Rawie is making an important point here: translations are an essential part of Dutch literature. Take, for example, the well-known, 19th-century writer Hendrik Tollens. He is well-known as the composer of the Dutch national anthem ‘Wien Neêrlands bloed’ (Oh, Ye of Dutch Blood) and the epic poem The Dutch Over-Wintering on Nova Zembla (Tafereel van de overwintering der Hollanders op Nova Zembla). Less well-known is that half of his body of work consisted of translations. He translated from German, French and English, making each effort into an independent work of art. He was so skilful that readers thought they were dealing with an original, Dutch-language work. His folkloric poem ‘Oene van Sneek’ has always been accepted as a typically Dutch invention but, in fact, links directly to the poem 'Jock of Hazeldean' by Sir Walter Scott (the author of Ivanhoe).
Or take Judith Herzberg's great work. Dutch scholar Ton van Kalmthout mapped out her translations for the Translators’ Lexicon of the Netherlands (Vertalerslexion van Nederland) and declared them an essential part of her literary oeuvre. Her original work really comes into its own when it is studied in conjunction with her translations. Other writers featured in the Vertalerslexicon – such as Willem Bilderdijk, Estella Hertzveld and Martinus Nijhoff – also point out the need to broaden the perspective. Their translations make clear in which tradition or context their own work should be read. Anyone hoping to understand Nijhoff's work better should read his translations from Euripides, Shakespeare and T.S. Eliot.
That translations are a significant part of the Low Countries’ literary culture is also apparent from Translation in the Low Countries: a Cultural History (Vertalen in de Nederlanden: een cultuurgeschiedenis). This weighty tome, written by five literary experts, offers a historical overview of the history of translation in the Netherlands. In the final chapter Ton Naaijkens, a professor of German literature, observes that, due to the advance of English, other languages in secondary schools and universities are falling by the wayside. This creates a paradox: if fewer and fewer people master foreign languages (other than English), the need for good translations will only increase.

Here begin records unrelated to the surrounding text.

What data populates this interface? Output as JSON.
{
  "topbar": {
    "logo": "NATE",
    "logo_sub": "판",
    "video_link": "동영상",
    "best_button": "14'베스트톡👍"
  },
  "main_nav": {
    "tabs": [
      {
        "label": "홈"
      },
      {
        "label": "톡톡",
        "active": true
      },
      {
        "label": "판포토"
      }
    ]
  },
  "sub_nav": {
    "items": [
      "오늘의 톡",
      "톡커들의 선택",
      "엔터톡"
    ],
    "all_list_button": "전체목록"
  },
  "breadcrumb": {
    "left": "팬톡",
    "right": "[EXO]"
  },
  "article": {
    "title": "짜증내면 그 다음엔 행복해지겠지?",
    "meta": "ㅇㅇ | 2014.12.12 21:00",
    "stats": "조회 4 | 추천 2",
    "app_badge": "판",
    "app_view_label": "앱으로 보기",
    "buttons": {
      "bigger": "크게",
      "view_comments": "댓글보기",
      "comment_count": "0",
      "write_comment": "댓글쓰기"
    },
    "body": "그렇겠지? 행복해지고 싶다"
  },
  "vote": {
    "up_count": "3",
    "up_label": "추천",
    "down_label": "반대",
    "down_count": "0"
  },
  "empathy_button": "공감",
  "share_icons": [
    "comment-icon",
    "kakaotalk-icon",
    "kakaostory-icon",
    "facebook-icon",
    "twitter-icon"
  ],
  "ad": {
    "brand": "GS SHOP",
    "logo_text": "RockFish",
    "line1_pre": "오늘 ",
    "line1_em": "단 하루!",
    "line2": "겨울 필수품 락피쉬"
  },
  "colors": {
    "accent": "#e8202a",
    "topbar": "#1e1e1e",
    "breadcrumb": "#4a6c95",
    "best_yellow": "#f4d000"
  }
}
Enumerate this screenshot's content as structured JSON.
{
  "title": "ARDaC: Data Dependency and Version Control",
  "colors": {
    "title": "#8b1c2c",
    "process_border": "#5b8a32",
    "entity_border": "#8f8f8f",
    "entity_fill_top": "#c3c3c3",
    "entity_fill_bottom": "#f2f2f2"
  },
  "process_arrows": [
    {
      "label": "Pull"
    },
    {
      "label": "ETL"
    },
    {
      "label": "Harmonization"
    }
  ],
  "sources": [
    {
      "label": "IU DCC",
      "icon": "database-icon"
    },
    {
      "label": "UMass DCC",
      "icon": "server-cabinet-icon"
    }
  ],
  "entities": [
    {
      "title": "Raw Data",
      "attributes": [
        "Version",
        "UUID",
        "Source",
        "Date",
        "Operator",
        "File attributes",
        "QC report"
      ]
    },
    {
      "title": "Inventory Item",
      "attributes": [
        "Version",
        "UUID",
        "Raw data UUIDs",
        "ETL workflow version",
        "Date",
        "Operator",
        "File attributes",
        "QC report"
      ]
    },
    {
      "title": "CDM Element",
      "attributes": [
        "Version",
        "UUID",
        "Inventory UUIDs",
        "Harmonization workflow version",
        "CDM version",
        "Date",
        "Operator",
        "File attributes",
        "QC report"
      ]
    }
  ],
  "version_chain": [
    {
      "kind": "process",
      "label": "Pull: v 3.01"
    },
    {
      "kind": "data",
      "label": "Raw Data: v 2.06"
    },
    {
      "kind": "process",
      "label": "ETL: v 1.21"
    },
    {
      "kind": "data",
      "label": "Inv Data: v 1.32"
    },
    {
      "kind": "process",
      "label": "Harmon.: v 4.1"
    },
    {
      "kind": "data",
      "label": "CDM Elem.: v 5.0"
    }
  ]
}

All the more reason to draw serious attention to the importance of translations in the cultural and literary life of the Low Countries and to curb the unbridled advance of English in secondary and higher education. There's nothing wrong with English – read the wonderful translations of Yeats by Rawie – unless it results in the disappearance of specialised knowledge of other languages. Just take a look the year-end lists and count the number of translations. You will clearly see why multilingualism, cultural diversity and good language training should be cherished today and into the future.